The Spread of Buddhism and Christianity

1545 words - 6 pages The Spread of Buddhism and Christianity Buddhism and Christianity were each founded by one person, and then eventually grew into two of the largest religions in the world. Each religion had different reasons for the success in the spreading of each respected belief. Although both faced many hardships, the two religions overcame and prevailed through their problems and continued to find ways to attract new believers every day

The Spread of Christianity and Islam

1373 words - 5 pages two of the largest and most historically important religions on earth--Christianity and Islam--also emerged and spread from the Middle East. As they expanded from this region, both of these religions had substantial impact on the course of history. Both of them also made considerable progress during their first 200 years of expansion. However, during the first two centuries of the existence of each religion there were fundamental differences

The History and Rise of Christianity

643 words - 3 pages Intro: Christianity is the largest religion in the world with over 2.1 billion followers. That’s 33% of all the people in the world. No other religion can compare to it. Other religions like Judaism and Sikhism have less than 1% of the people in the world as followers. Christianity was started around 1 A.D. when Jesus Christ of Nazareth was born, although he didn’t start preaching until he was 10 or 11 years old. His teachings weren’t

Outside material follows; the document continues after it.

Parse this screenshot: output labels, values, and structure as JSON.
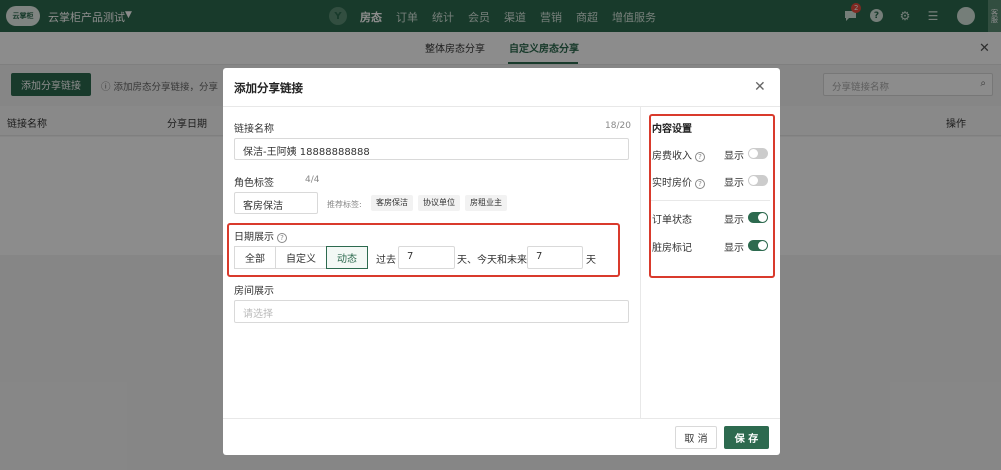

The History and Source of Christianity

1415 words - 6 pages Religion has existed for countless centuries. Christianity is one of the major religions in this world, which had people be criticized, battle in wars, and killed for, but it still survived to this day. The purpose of this paper is to study the source of the religion, recognize the teachings, observe its spread throughout the world, and to identify how it stands among people today. Approaching this paper by a factual report I

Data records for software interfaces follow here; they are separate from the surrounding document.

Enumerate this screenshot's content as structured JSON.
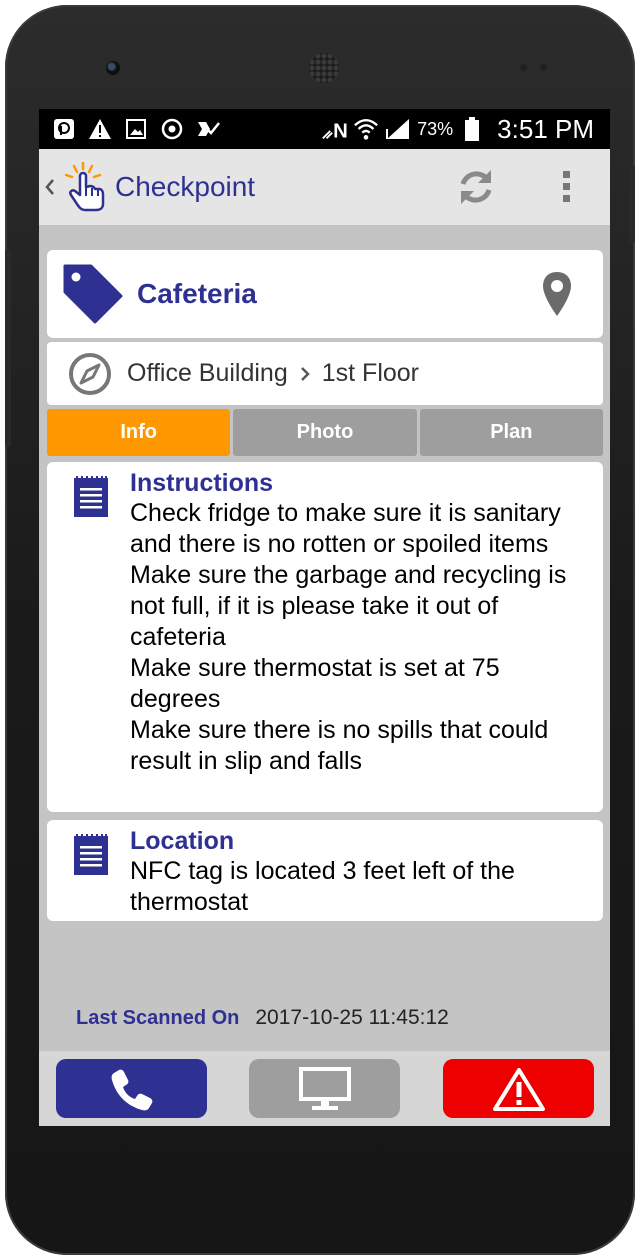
{
  "device": {
    "frame_color": "#1c1c1c"
  },
  "status_bar": {
    "battery": "73%",
    "time": "3:51 PM",
    "left_icons": [
      "pocket-icon",
      "warning-icon",
      "image-icon",
      "sync-circle-icon",
      "check-task-icon"
    ],
    "right_icons": [
      "nfc-icon",
      "wifi-icon",
      "signal-icon",
      "battery-icon"
    ]
  },
  "app_bar": {
    "title": "Checkpoint",
    "icons": [
      "back-chevron-icon",
      "app-logo-icon",
      "refresh-icon",
      "overflow-menu-icon"
    ]
  },
  "checkpoint": {
    "name": "Cafeteria",
    "path": [
      "Office Building",
      "1st Floor"
    ]
  },
  "tabs": [
    {
      "label": "Info",
      "active": true
    },
    {
      "label": "Photo",
      "active": false
    },
    {
      "label": "Plan",
      "active": false
    }
  ],
  "instructions": {
    "title": "Instructions",
    "lines": [
      "Check fridge to make sure it is sanitary and there is no rotten or spoiled items",
      "Make sure the garbage and recycling is not full, if it is please take it out of cafeteria",
      "Make sure thermostat is set at 75 degrees",
      "Make sure there is no spills that could result in slip and falls"
    ]
  },
  "location": {
    "title": "Location",
    "text": "NFC tag is located 3 feet left of the thermostat"
  },
  "last_scanned": {
    "label": "Last Scanned On",
    "value": "2017-10-25 11:45:12"
  },
  "bottom_buttons": [
    {
      "icon": "phone-icon",
      "color": "#2e3192"
    },
    {
      "icon": "monitor-icon",
      "color": "#9e9e9e"
    },
    {
      "icon": "alert-triangle-icon",
      "color": "#ee0000"
    }
  ],
  "colors": {
    "brand": "#2e3192",
    "active_tab": "#ff9800",
    "inactive_tab": "#9e9e9e",
    "alert": "#ee0000",
    "screen_bg": "#c4c4c4"
  }
}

Similar Essays

The Chronicles Of Narnia Essay

1512 words - 6 pages Narnia....a land of fantasy and adventure where magic and a Great Lion prevail. A land where so many people wish to be, a land from start to finish in The Chronicles of Narnia. Seven books written by Clive Staples Lewis have proven to be the most enchanting and mesmerizing books of all time. Pure beauty and amazing imagery allows the reader to become an explorer of Narnia and take part in the fascinating adventures bound to happen. Readers

The Chronicles Of Narnia Essay

1125 words - 5 pages Christianity, and then became a Christian (Selby, 2005). Works Cited Selby, 2005 The Chronicles of Narnia, The Lion, the Witch and the Wardrobe SYMBOLISM and MEANINGS http://www.jonathanselby.com/Narnia.html Winner, 2005 What’s Christian about Narnia http://www.beliefnet.com/Entertainment/Movies/Narnia/Whats-Christian-About-Narnia.aspx?p=1

Chronicles Of Narnia: The Lion Witch And Wardrobe

744 words - 3 pages Director Andrew Adamson’s intriguing film “Chronicles of Narnia: The Lion Witch and Wardrobe”, is based on C.S. Lewis’s novel. The film tells the story of four children who are evacuated to the countryside during the Second World War bombing of London and find a magical wardrobe that leads to another world which has been cursed to eternal winter by the evil White Witch Jadis. Forgiveness is a suggested theme throughout the film. There are many

The Chronicles Of Narnia By C.S. Lewis

716 words - 3 pages wall began to move. Quicker than ever, the water sprang from the painting and devoured the children with it back into Narnia. Appearing on the Dawn Treader with their old friend King Caspian. The king’s quest on the boat was to find the lost kings, that are old friends of his father’s. Not only did the four children travel to Narnia, but their cousin was also transported to the far away land with them. Eustace took a more negative attitude towards